But it was under Father Scanlan's energetic leadership that Catholicism truly took hold in Utah. By the time he was appointed Bishop of the new Salt Lake Diocese in 1891, there were 8,000 Catholics in the area attending 15 churches ministered over by 14 priests.

Utah's earliest Jewish residents arrived in the late 1840s, choosing to stay in Utah when it became clear they were too late to stake a claim during the California gold rush. A number of them opened retail businesses in the area, including grocers (Samuel Kahn and George Bodenberg), clothiers (the Siegel brothers and Ellis brothers) and department store owners (Frederick and Samuel Aurbach). The earliest record of a Jewish observance in Salt Lake City is the celebration of Yom Kippur in 1864, the same year that the Hebrew Benevolent Society was formed. But it wasn't until 1874 that the first official Jewish congregation, B'nai Israel, was organized. Three years later a newspaper article about the celebration of Passover noted that there were 40 Jewish families in Salt Lake at that time.

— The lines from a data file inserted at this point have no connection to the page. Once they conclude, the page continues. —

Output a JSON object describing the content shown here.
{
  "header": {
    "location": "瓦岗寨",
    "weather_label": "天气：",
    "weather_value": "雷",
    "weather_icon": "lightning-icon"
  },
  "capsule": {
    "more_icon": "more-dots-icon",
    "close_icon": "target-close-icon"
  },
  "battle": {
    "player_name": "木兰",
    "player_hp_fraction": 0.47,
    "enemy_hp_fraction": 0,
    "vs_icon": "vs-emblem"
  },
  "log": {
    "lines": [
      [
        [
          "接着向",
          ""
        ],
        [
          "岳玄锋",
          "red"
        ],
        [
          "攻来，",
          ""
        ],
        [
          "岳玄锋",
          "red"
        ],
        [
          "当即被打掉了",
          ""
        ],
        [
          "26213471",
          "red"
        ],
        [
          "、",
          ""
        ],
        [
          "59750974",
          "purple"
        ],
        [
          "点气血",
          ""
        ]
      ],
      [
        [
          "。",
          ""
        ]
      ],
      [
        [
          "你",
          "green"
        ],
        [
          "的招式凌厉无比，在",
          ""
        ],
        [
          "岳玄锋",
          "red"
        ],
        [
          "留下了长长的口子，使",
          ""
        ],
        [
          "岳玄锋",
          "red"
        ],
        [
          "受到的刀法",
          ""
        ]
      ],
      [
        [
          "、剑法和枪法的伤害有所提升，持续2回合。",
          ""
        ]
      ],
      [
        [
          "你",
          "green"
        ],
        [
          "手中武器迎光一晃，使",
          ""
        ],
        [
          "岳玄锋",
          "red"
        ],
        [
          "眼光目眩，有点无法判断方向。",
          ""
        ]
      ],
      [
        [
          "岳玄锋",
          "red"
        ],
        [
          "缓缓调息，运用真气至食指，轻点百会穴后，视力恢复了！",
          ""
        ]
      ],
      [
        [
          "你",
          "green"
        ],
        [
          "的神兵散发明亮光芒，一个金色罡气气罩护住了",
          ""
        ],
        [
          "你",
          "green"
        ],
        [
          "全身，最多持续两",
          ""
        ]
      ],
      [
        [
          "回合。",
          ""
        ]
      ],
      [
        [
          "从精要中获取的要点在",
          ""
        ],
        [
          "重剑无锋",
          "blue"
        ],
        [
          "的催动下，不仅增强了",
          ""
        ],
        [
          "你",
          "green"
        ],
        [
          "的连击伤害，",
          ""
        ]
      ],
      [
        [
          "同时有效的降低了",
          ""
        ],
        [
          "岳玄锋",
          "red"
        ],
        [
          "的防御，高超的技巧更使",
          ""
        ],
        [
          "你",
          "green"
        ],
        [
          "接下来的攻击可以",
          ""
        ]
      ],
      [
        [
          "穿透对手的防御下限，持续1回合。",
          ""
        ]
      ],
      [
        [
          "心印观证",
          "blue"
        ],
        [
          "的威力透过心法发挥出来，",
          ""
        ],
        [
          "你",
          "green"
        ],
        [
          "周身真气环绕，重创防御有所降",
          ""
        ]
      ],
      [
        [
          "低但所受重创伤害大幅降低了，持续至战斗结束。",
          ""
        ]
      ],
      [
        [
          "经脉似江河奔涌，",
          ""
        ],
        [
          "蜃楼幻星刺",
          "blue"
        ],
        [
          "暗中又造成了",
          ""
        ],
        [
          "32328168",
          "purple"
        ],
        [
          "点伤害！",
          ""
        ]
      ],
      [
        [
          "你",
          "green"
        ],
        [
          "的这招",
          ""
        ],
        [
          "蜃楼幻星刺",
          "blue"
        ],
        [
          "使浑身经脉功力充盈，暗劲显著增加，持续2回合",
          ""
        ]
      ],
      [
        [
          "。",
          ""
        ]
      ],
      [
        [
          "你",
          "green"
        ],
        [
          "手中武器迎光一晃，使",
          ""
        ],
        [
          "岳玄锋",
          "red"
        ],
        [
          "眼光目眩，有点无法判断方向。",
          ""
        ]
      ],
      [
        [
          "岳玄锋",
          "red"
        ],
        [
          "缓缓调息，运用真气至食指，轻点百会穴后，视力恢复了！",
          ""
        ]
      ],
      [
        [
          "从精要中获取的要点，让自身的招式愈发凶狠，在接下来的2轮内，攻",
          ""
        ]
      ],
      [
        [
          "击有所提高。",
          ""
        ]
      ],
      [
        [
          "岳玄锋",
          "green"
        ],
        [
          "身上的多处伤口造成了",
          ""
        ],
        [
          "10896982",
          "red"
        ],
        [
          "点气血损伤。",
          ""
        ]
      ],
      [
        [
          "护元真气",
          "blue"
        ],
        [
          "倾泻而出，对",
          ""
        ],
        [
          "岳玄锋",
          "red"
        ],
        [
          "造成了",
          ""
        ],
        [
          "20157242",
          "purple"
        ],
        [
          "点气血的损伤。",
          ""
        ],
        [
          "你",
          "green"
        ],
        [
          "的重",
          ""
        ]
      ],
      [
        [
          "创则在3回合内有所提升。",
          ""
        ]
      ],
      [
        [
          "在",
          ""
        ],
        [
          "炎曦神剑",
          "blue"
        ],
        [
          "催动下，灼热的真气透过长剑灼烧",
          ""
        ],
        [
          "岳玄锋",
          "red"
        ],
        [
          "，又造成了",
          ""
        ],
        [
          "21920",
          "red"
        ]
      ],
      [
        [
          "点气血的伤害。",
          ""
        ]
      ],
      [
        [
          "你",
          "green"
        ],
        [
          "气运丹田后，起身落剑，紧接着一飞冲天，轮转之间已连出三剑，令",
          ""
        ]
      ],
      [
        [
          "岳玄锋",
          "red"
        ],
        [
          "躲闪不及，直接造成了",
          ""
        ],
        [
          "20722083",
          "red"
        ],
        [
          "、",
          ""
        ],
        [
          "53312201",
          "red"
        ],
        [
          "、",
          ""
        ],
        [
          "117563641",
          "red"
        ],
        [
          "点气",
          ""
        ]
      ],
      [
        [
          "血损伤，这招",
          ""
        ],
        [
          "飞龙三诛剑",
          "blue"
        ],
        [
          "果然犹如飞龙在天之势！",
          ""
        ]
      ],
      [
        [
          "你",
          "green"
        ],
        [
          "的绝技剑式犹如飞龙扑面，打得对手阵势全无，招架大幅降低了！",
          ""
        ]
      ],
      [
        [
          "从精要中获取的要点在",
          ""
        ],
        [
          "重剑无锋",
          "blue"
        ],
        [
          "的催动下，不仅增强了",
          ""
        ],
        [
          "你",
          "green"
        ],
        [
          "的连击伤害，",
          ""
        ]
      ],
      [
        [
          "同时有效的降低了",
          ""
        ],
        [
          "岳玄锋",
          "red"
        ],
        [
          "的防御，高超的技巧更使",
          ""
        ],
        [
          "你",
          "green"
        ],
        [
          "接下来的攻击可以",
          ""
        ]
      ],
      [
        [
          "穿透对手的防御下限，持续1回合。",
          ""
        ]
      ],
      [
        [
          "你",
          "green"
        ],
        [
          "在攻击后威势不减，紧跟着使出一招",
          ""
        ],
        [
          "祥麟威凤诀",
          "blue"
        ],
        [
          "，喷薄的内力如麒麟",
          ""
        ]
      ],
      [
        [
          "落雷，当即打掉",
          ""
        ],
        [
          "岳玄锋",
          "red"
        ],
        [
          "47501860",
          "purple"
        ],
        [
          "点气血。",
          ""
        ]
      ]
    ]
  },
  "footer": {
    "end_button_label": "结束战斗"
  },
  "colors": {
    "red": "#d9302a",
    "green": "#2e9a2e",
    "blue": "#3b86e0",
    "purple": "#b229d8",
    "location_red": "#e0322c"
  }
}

As with other evangelical denominations, Utah's first Lutherans came to Salt Lake City in hopes of re-claiming former congregants who had converted to Mormonism. Many in Utah's large Scandinavian population had converted from Lutheranism, and it was hoped they had become disenchanted with Mormonism. The establishment of the Zion Swedish Lutheran Church in 1882 by the Reverend John Telleen was important to the growth of the Lutheran Church in Utah. Three years later the Reverend J.A. Krantz became pastor of the church and changed its name to the Zion Evangelical Lutheran Church, which is still the name of the congregation today.

The tenth and final religious group that is memorialized within This is the Place Heritage Park's Walk of Pioneer Faiths is the Greek Orthodox Church. The Greeks were latecomers to Utah's pioneer table — the U.S. Census of 1900 indicates there were only three Greeks in the entire state. But turn of the century industrialization brought a sudden influx of Greek immigrants to work in mining and railroad-related activities. By 1904 a section in Salt Lake's west side was known as "Greek Town," and by the end of 1905 the Holy Trinity Greek Orthodox Church was dedicated at 439 W. 400 South as a place of worship for the growing Greek community.

While it is true that many of these faith groups came to Utah seeking to draw converts away from Mormonism or to save lost Mormon souls, it is equally true that these faith groups have all, through the years, learned to "live together and prosper together in support of one another for the common good," according to the Most Reverend John C. Wester of the Salt Lake City Diocese. In dedicating the Walk of Pioneer Faiths he prayed: "May it stand as a monument to our commitment to love and support each other."

In, as Rev. Price prayed earlier, a spirit of "one-ness, not same-ness."

EMAIL: jwalker@desnews.com